In addition to starring in “Rodney King,” Smith also serves as an executive produces. Steven Adams and Bob L. Johnson are producing for Luna Ray Media and Matthew Helderman, Luke Taylor, and Patrick DePeters are executive producing for Buffalo 8 Productions.
The date for airing “Rodney King” has been chosen to coincide with the upcoming 25th anniversary of the state court acquittals of the four LAPD officers who were videotaped beating King in 1991. The acquittals, which took place in Simi Valley, sparked three days of rioting that left 53 dead.
King was credited with having played a key role in ending the rioting, thanks to an interview he gave on May 1, 1992, the third day of the disruptions. A clearly distraught King asked plaintively, “People, I just want to say, you know, can we all get along? Can we get along?”
King died in 2012 by drowning, following a lifetime of battling alcohol and drug abuse and repeated run-ins with the law. The events led Smith to explore King’s life as the basis for a one-man show.
“When he died, I was struck with how much I was moved, how much this tragic figure mattered to me,” Smith told Variety.
He’s been performing the play for the past four years and will soon conclude the run with performances in Oakland, Calif.; Dallas, Texas; Los Angeles and Portland, Ore. The Netflix film was shot by Lee on Aug. 12 in New York City.

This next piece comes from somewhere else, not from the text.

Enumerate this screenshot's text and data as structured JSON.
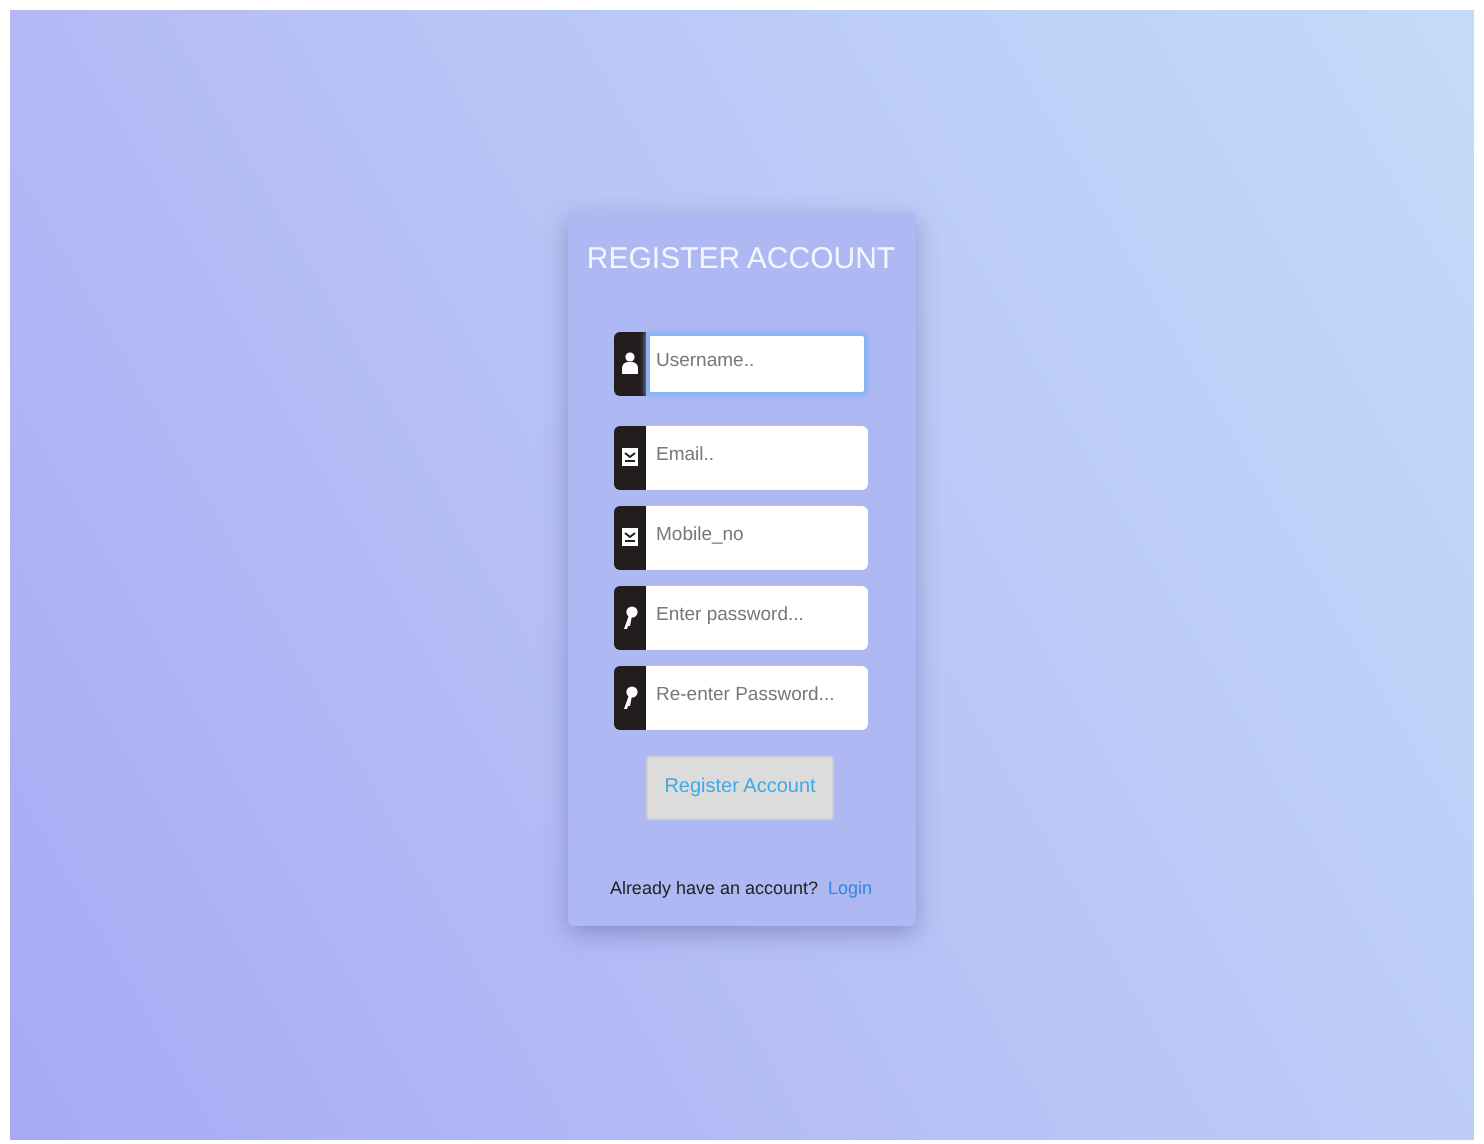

“It was a packed house at the East River Park Amphitheater on a sweltering night,” he recalls.
Smith has been performing one-man shows for more than two decades. starting with “A Huey P. Newton Story,” about the co-founder of the Black Panther Party. He also created “Juan and John,” about baseball players Juan Marichal and John Roseboro; “Frederick Douglass Now,” inspired by the 19th-century abolitionist; and “Who Killed Bob Marley?”
Smith credits Hal Holbrook’s “Mark Twain Tonight” for serving as an inspiration: “It’s incredible how he’s been doing that for more than 60 years and it’s fresh every time.”

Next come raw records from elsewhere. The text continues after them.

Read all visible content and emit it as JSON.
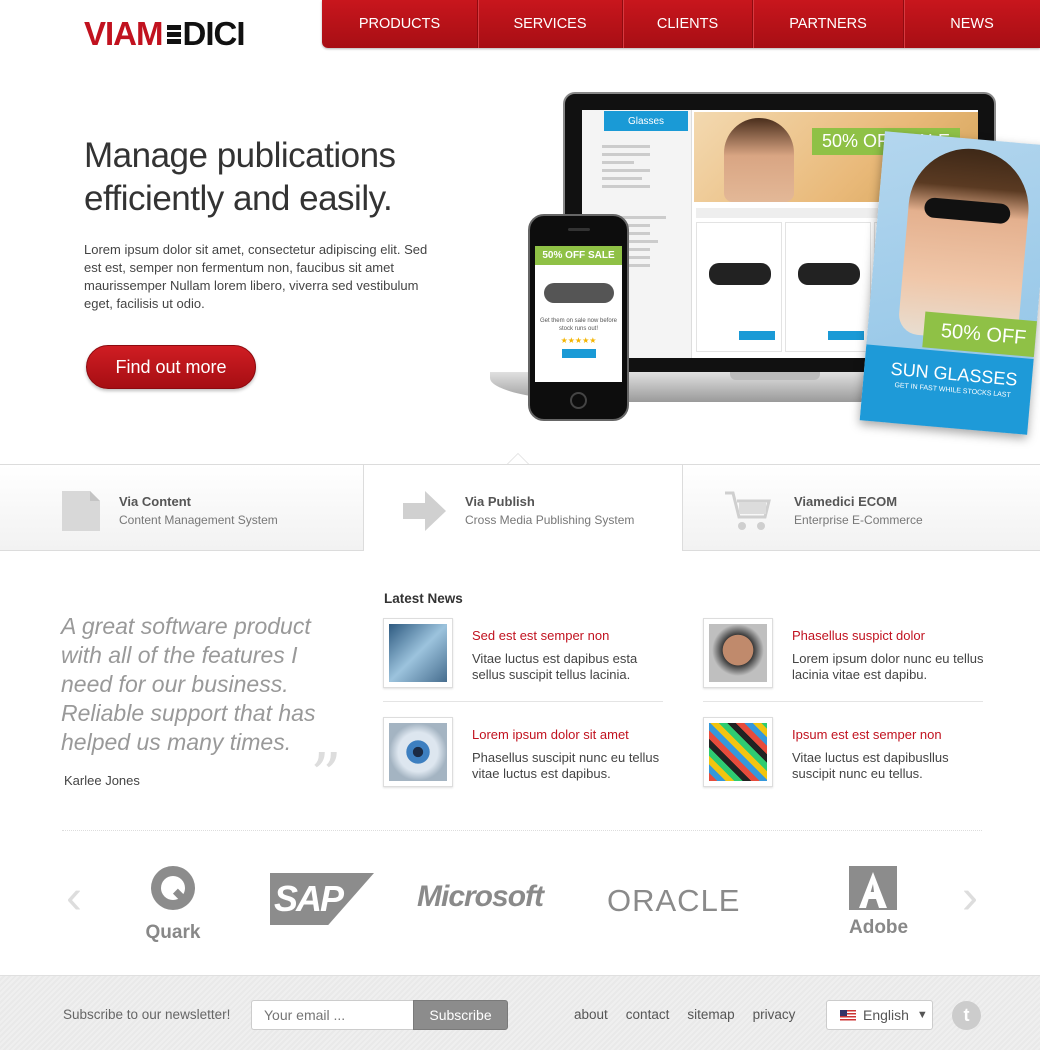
{
  "brand": {
    "logo_left": "VIAM",
    "logo_right": "DICI"
  },
  "nav": {
    "items": [
      "PRODUCTS",
      "SERVICES",
      "CLIENTS",
      "PARTNERS",
      "NEWS"
    ]
  },
  "hero": {
    "title": "Manage publications efficiently and easily.",
    "text": "Lorem ipsum dolor sit amet, consectetur adipiscing elit. Sed est est, semper non fermentum non, faucibus sit amet maurissemper Nullam lorem libero, viverra sed vestibulum eget, facilisis ut odio.",
    "cta": "Find out more",
    "laptop": {
      "tab": "Glasses",
      "banner": "50% OFF SALE"
    },
    "phone": {
      "tag": "50% OFF SALE",
      "text": "Get them on sale now before stock runs out!"
    },
    "ad": {
      "off": "50% OFF",
      "headline": "SUN GLASSES",
      "sub": "GET IN FAST WHILE STOCKS LAST"
    }
  },
  "products": [
    {
      "title": "Via Content",
      "subtitle": "Content Management System",
      "icon": "document-icon"
    },
    {
      "title": "Via Publish",
      "subtitle": "Cross Media Publishing System",
      "icon": "arrow-right-icon"
    },
    {
      "title": "Viamedici ECOM",
      "subtitle": "Enterprise E-Commerce",
      "icon": "shopping-cart-icon"
    }
  ],
  "testimonial": {
    "quote": "A great software product with all of the features I need for our business. Reliable support that has helped us many times.",
    "author": "Karlee Jones",
    "mark": "”"
  },
  "news": {
    "heading": "Latest News",
    "items": [
      {
        "title": "Sed est est semper non",
        "text": "Vitae luctus est dapibus esta sellus suscipit tellus lacinia."
      },
      {
        "title": "Phasellus suspict dolor",
        "text": "Lorem ipsum dolor nunc eu tellus lacinia vitae est dapibu."
      },
      {
        "title": "Lorem ipsum dolor sit amet",
        "text": "Phasellus suscipit nunc eu tellus vitae luctus est dapibus."
      },
      {
        "title": "Ipsum est est semper non",
        "text": "Vitae luctus est dapibusllus suscipit nunc eu tellus."
      }
    ]
  },
  "partners": {
    "logos": [
      "Quark",
      "SAP",
      "Microsoft",
      "ORACLE",
      "Adobe"
    ],
    "prev": "‹",
    "next": "›"
  },
  "footer": {
    "newsletter_label": "Subscribe to our newsletter!",
    "email_placeholder": "Your email ...",
    "subscribe": "Subscribe",
    "links": [
      "about",
      "contact",
      "sitemap",
      "privacy"
    ],
    "language": "English",
    "caret": "▼",
    "twitter": "t"
  },
  "colors": {
    "accent": "#c1121f",
    "blue": "#1a9ad6",
    "green": "#8fc146"
  }
}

Smith has appeared in half a dozen of Lee’s films, including “Do the Right Thing,” “Malcolm X,” “School Daze,” “He Got Game,” “Get on the Bus” and “Chiraq.” His extensive screen credits also include “Eve’s Bayou,” “Poetic Justice,” “All About the Benjamins,” and HBO’s “K Street” and “Oz.”

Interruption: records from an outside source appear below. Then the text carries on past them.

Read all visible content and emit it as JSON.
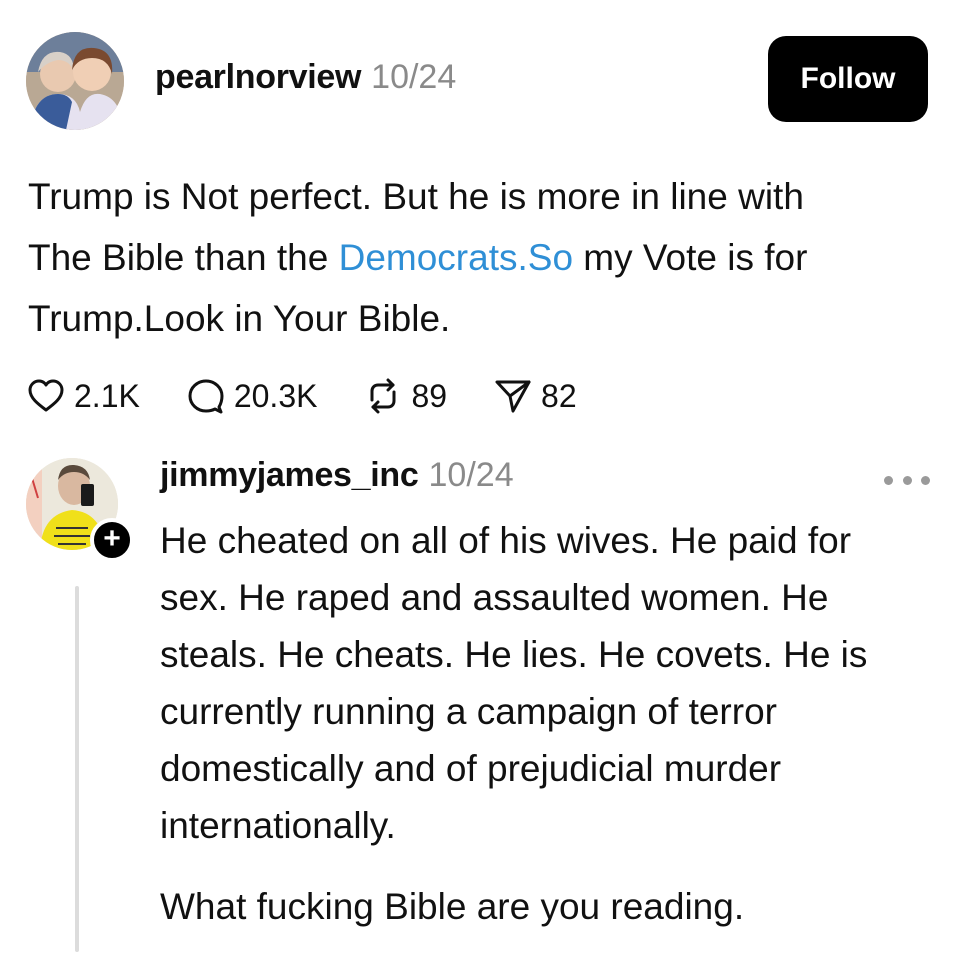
{
  "post": {
    "avatar_icon": "profile-photo-two-people",
    "username": "pearlnorview",
    "date": "10/24",
    "follow_label": "Follow",
    "text_line1": "Trump is Not perfect. But he is more in line with",
    "text_line2_before": "The Bible than the ",
    "text_line2_link": "Democrats.So",
    "text_line2_after": " my Vote is for",
    "text_line3": "Trump.Look in Your Bible.",
    "likes": "2.1K",
    "comments": "20.3K",
    "reposts": "89",
    "shares": "82",
    "link_color": "#2f8fd6"
  },
  "reply": {
    "avatar_icon": "profile-photo-selfie",
    "badge": "+",
    "username": "jimmyjames_inc",
    "date": "10/24",
    "lines": [
      "He cheated on all of his wives. He paid for",
      "sex. He raped and assaulted women. He",
      "steals. He cheats. He lies. He covets. He is",
      "currently running a campaign of terror",
      "domestically and of prejudicial murder",
      "internationally."
    ],
    "last_line": "What fucking Bible are you reading."
  }
}
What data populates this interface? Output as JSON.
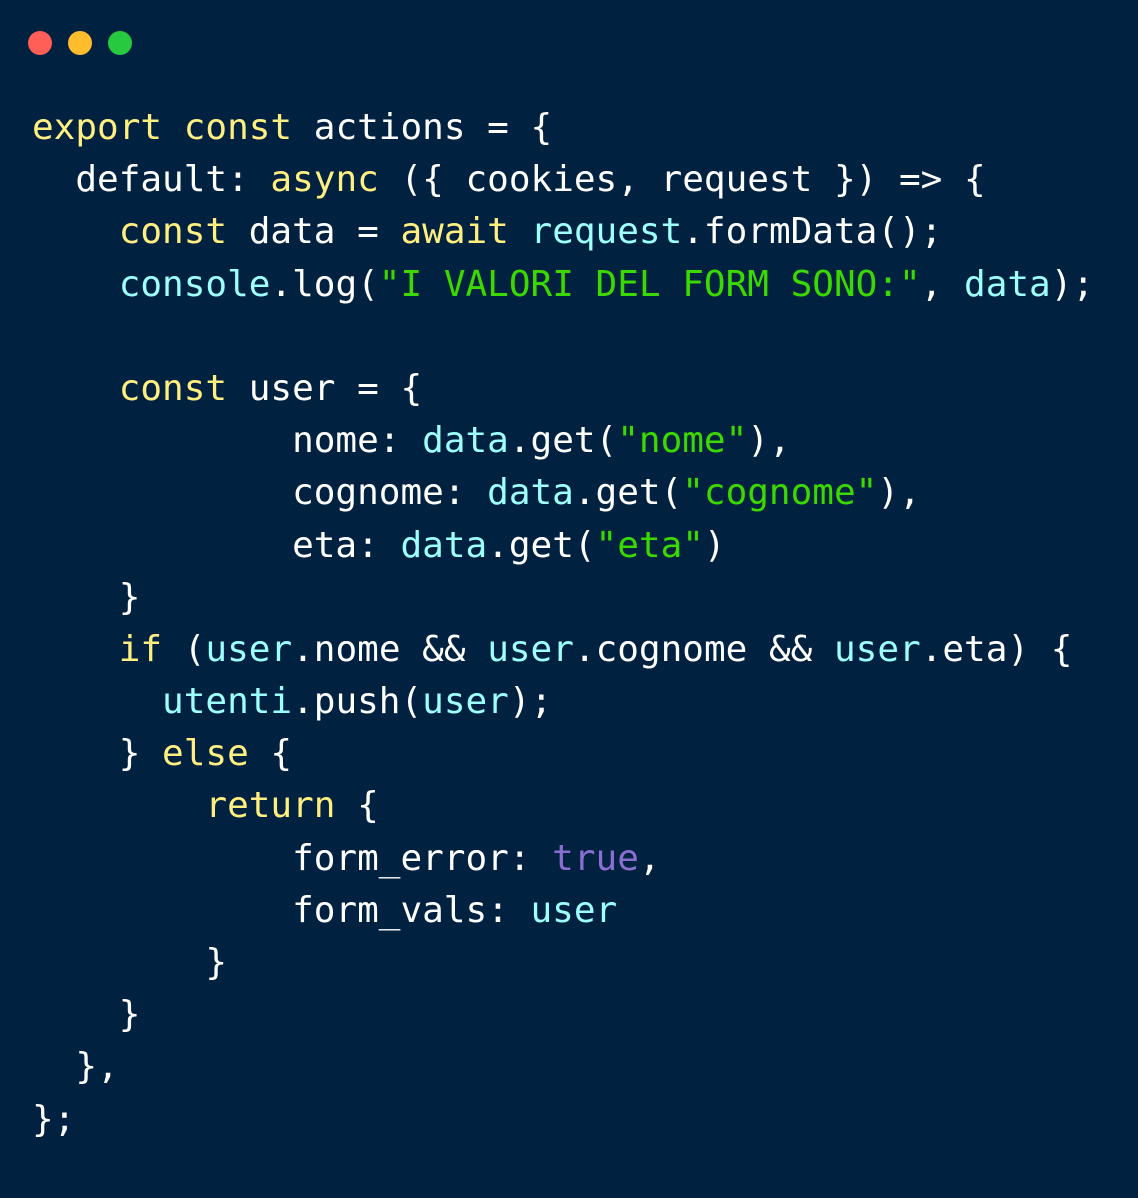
{
  "window": {
    "controls": [
      {
        "name": "close",
        "color": "#ff5f56"
      },
      {
        "name": "minimize",
        "color": "#ffbd2e"
      },
      {
        "name": "maximize",
        "color": "#27c93f"
      }
    ]
  },
  "theme": {
    "background": "#002140",
    "keyword": "#ffee80",
    "identifier": "#9effff",
    "string": "#3ad900",
    "constant": "#8a6fd1",
    "plain": "#ffffff"
  },
  "code": {
    "lines": [
      [
        [
          "kw",
          "export"
        ],
        [
          "pl",
          " "
        ],
        [
          "kw",
          "const"
        ],
        [
          "pl",
          " actions = {"
        ]
      ],
      [
        [
          "pl",
          "  default: "
        ],
        [
          "kw",
          "async"
        ],
        [
          "pl",
          " ({ cookies, request }) => {"
        ]
      ],
      [
        [
          "pl",
          "    "
        ],
        [
          "kw",
          "const"
        ],
        [
          "pl",
          " data = "
        ],
        [
          "kw",
          "await"
        ],
        [
          "pl",
          " "
        ],
        [
          "var",
          "request"
        ],
        [
          "pl",
          ".formData();"
        ]
      ],
      [
        [
          "pl",
          "    "
        ],
        [
          "var",
          "console"
        ],
        [
          "pl",
          ".log("
        ],
        [
          "str",
          "\"I VALORI DEL FORM SONO:\""
        ],
        [
          "pl",
          ", "
        ],
        [
          "var",
          "data"
        ],
        [
          "pl",
          ");"
        ]
      ],
      [
        [
          "pl",
          ""
        ]
      ],
      [
        [
          "pl",
          "    "
        ],
        [
          "kw",
          "const"
        ],
        [
          "pl",
          " user = {"
        ]
      ],
      [
        [
          "pl",
          "            nome: "
        ],
        [
          "var",
          "data"
        ],
        [
          "pl",
          ".get("
        ],
        [
          "str",
          "\"nome\""
        ],
        [
          "pl",
          "),"
        ]
      ],
      [
        [
          "pl",
          "            cognome: "
        ],
        [
          "var",
          "data"
        ],
        [
          "pl",
          ".get("
        ],
        [
          "str",
          "\"cognome\""
        ],
        [
          "pl",
          "),"
        ]
      ],
      [
        [
          "pl",
          "            eta: "
        ],
        [
          "var",
          "data"
        ],
        [
          "pl",
          ".get("
        ],
        [
          "str",
          "\"eta\""
        ],
        [
          "pl",
          ")"
        ]
      ],
      [
        [
          "pl",
          "    }"
        ]
      ],
      [
        [
          "pl",
          "    "
        ],
        [
          "kw",
          "if"
        ],
        [
          "pl",
          " ("
        ],
        [
          "var",
          "user"
        ],
        [
          "pl",
          ".nome && "
        ],
        [
          "var",
          "user"
        ],
        [
          "pl",
          ".cognome && "
        ],
        [
          "var",
          "user"
        ],
        [
          "pl",
          ".eta) {"
        ]
      ],
      [
        [
          "pl",
          "      "
        ],
        [
          "var",
          "utenti"
        ],
        [
          "pl",
          ".push("
        ],
        [
          "var",
          "user"
        ],
        [
          "pl",
          ");"
        ]
      ],
      [
        [
          "pl",
          "    } "
        ],
        [
          "kw",
          "else"
        ],
        [
          "pl",
          " {"
        ]
      ],
      [
        [
          "pl",
          "        "
        ],
        [
          "kw",
          "return"
        ],
        [
          "pl",
          " {"
        ]
      ],
      [
        [
          "pl",
          "            form_error: "
        ],
        [
          "con",
          "true"
        ],
        [
          "pl",
          ","
        ]
      ],
      [
        [
          "pl",
          "            form_vals: "
        ],
        [
          "var",
          "user"
        ]
      ],
      [
        [
          "pl",
          "        }"
        ]
      ],
      [
        [
          "pl",
          "    }"
        ]
      ],
      [
        [
          "pl",
          "  },"
        ]
      ],
      [
        [
          "pl",
          "};"
        ]
      ]
    ]
  }
}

Smith’s Luna Rey Media, which includes manager and producer Steven Adams and entertainment attorney Bob L. Johnson, has a development slate includes film adaptations of previously produced stage productions of Smith’s performance work — “Inside The Creole Mafia”, “Frederick Douglass Now,” “Iceland” and “Who Killed Bob Marley?” executive produced by Steven Soderbergh.